- Subject: Cross-connection of input- and output-speed sensors
- Unit: Chrysler 42RLE
- Essential Reading: Rebuilder, Diagnostician, R & R
- Author: Wayne Colonna, ATSG, Transmission Digest Technical Editor
This article, yet another pointing out cross-connect scenarios, has to do with the 42RLE input-shaft and output-shaft speed sensors.
The main harness is secured to the top of the transmission (Figure 1). When the harness is secured properly the cross-connecting of these two sensors becomes difficult if not impossible to do.
During transmission removal the harness’s lock-down pin is popped out of the case, properly freeing the harness from the transmission (Figure 2). Forgetting to secure this harness during installation allows for the cross-connection to occur. When this self-inflicted injury occurs, the transmission will shuttle-shift between first and second as soon as it is placed into drive. Before you can actually drive the vehicle it will failsafe with a first-gear-ratio code and a fault-after-shift code.
In the Technically Speaking article in the November 2010 issue of Transmission Digest, I covered a similar scenario with the Nissan RE4F04B transmission. I pointed out that there is a white label on the vehicle harness behind the connector that is to be used as an identification for the revolution sensor (aka OSS) to ensure proper connection. The 42RLE does the same thing but with a yellow tag identifying the correct connector for the output-shaft speed sensor (Figure 3).
Another way to quickly identify this error is by looking at the speed-sensor parameters in a scan tool. When the connectors are cross-connected, the OSS will read rpm while the ISS will remain at 0 rpm immediately upon startup – a sure indicator that these two sensors are reverse-connected. Heads up; this error has occurred with the 41TE as well.
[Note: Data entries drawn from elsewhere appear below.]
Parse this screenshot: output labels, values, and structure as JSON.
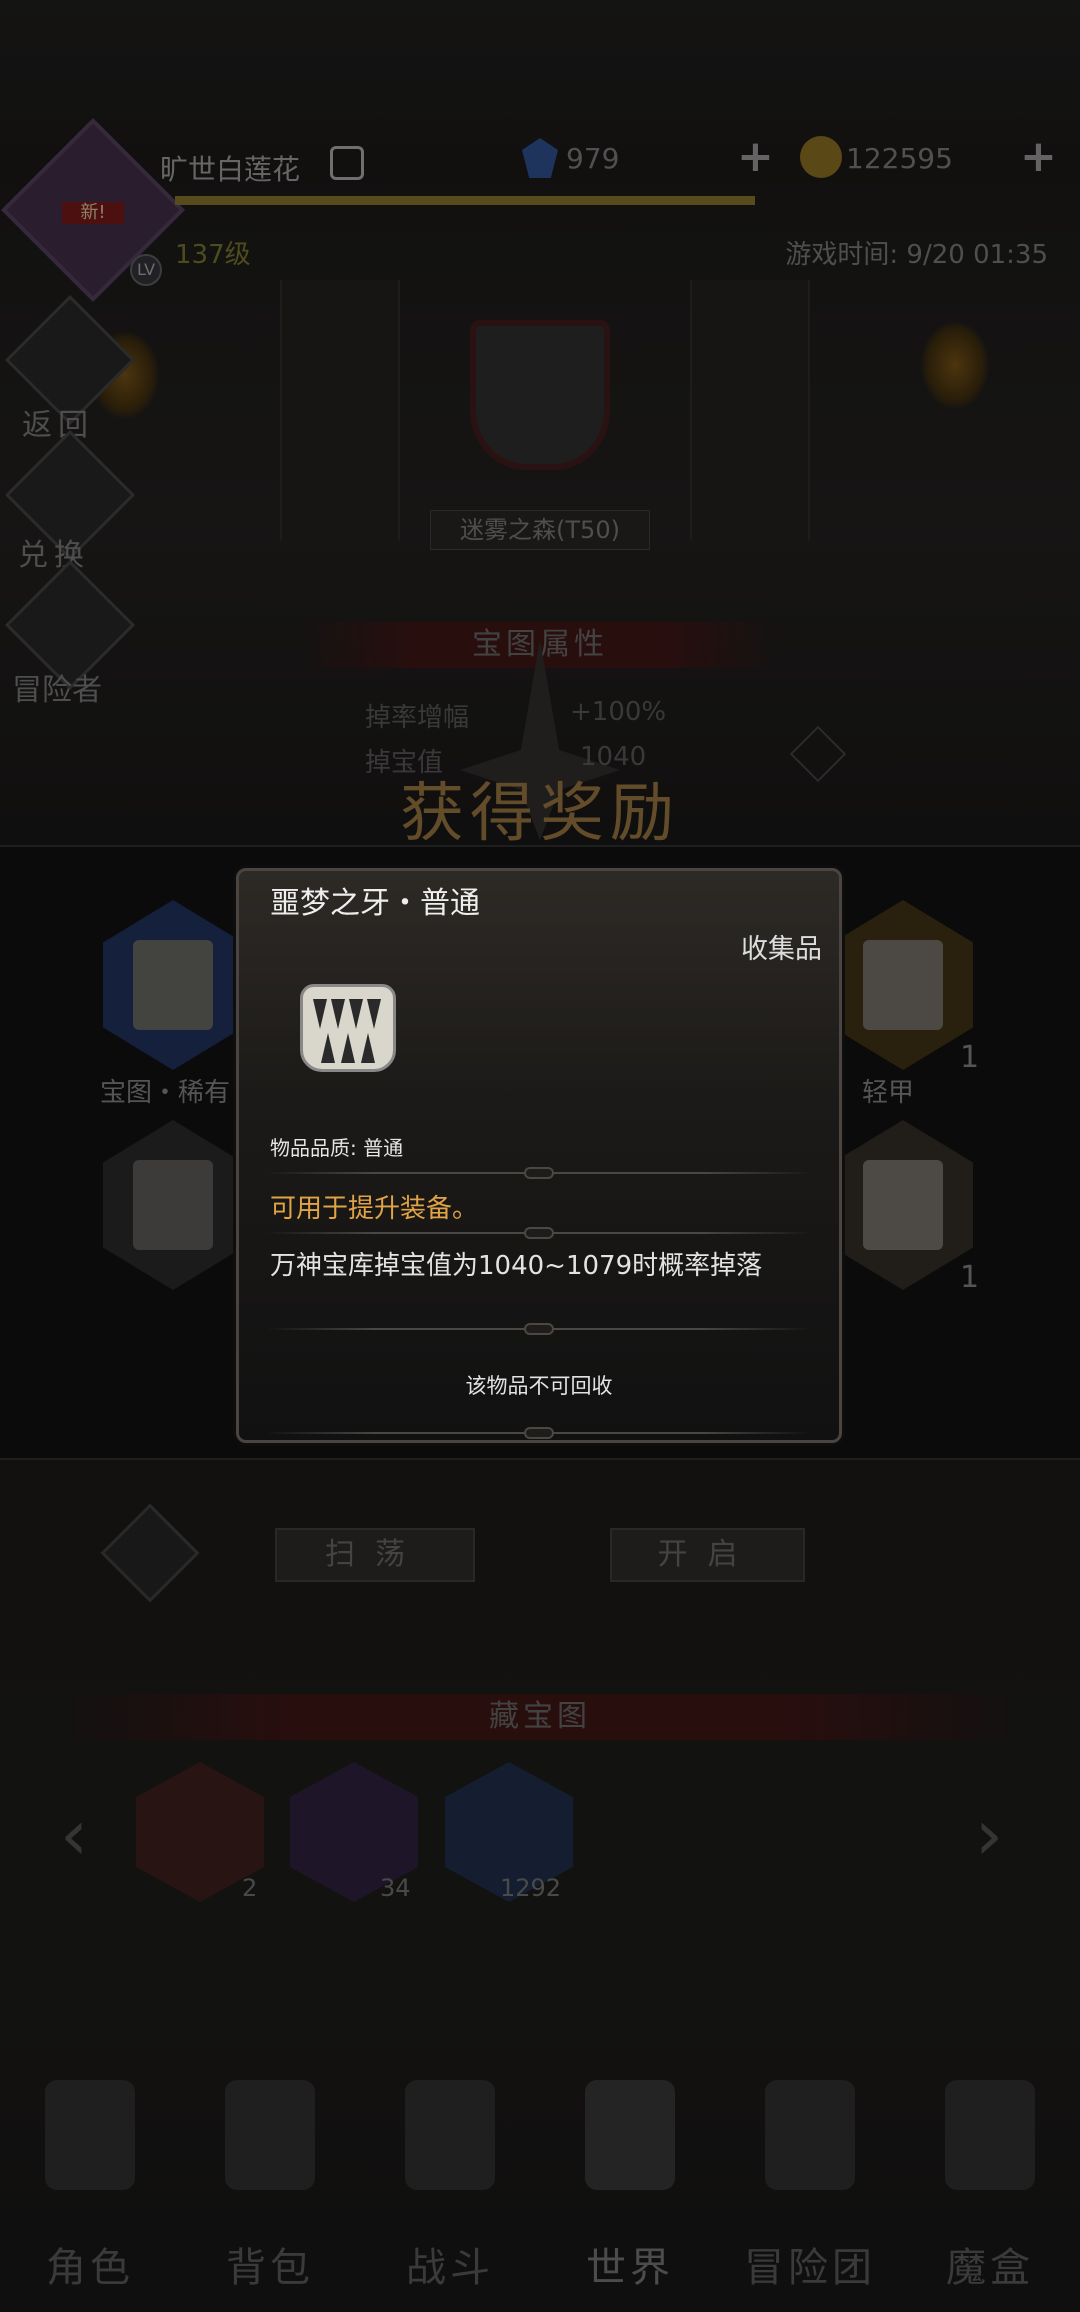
{
  "hud": {
    "player_name": "旷世白莲花",
    "level": "137级",
    "avatar_badge": "新!",
    "level_chip": "LV",
    "gems": "979",
    "gold": "122595",
    "game_time": "游戏时间: 9/20 01:35"
  },
  "side": {
    "back": "返回",
    "exchange": "兑换",
    "adventurer": "冒险者"
  },
  "map": {
    "name": "迷雾之森(T50)",
    "section_title": "宝图属性",
    "attrs": [
      {
        "label": "掉率增幅",
        "value": "+100%"
      },
      {
        "label": "掉宝值",
        "value": "1040"
      }
    ]
  },
  "reward": {
    "title": "获得奖励",
    "items": [
      {
        "label": "宝图・稀有",
        "count": ""
      },
      {
        "label": "轻甲",
        "count": "1"
      },
      {
        "label": "",
        "count": ""
      },
      {
        "label": "",
        "count": "1"
      }
    ]
  },
  "buttons": {
    "sweep": "扫荡",
    "open": "开启"
  },
  "treasure": {
    "section_title": "藏宝图",
    "counts": [
      "2",
      "34",
      "1292"
    ]
  },
  "popup": {
    "title": "噩梦之牙・普通",
    "category": "收集品",
    "quality": "物品品质: 普通",
    "usage": "可用于提升装备。",
    "description": "万神宝库掉宝值为1040~1079时概率掉落",
    "recycle": "该物品不可回收"
  },
  "nav": [
    "角色",
    "背包",
    "战斗",
    "世界",
    "冒险团",
    "魔盒"
  ],
  "colors": {
    "usage_text": "#e0a345",
    "reward_title": "#8a6a3a",
    "gem": "#2a4880",
    "gold": "#7d6520"
  }
}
Many thanks to Ralph Abraham from Alonso’s Transmissions in Miami.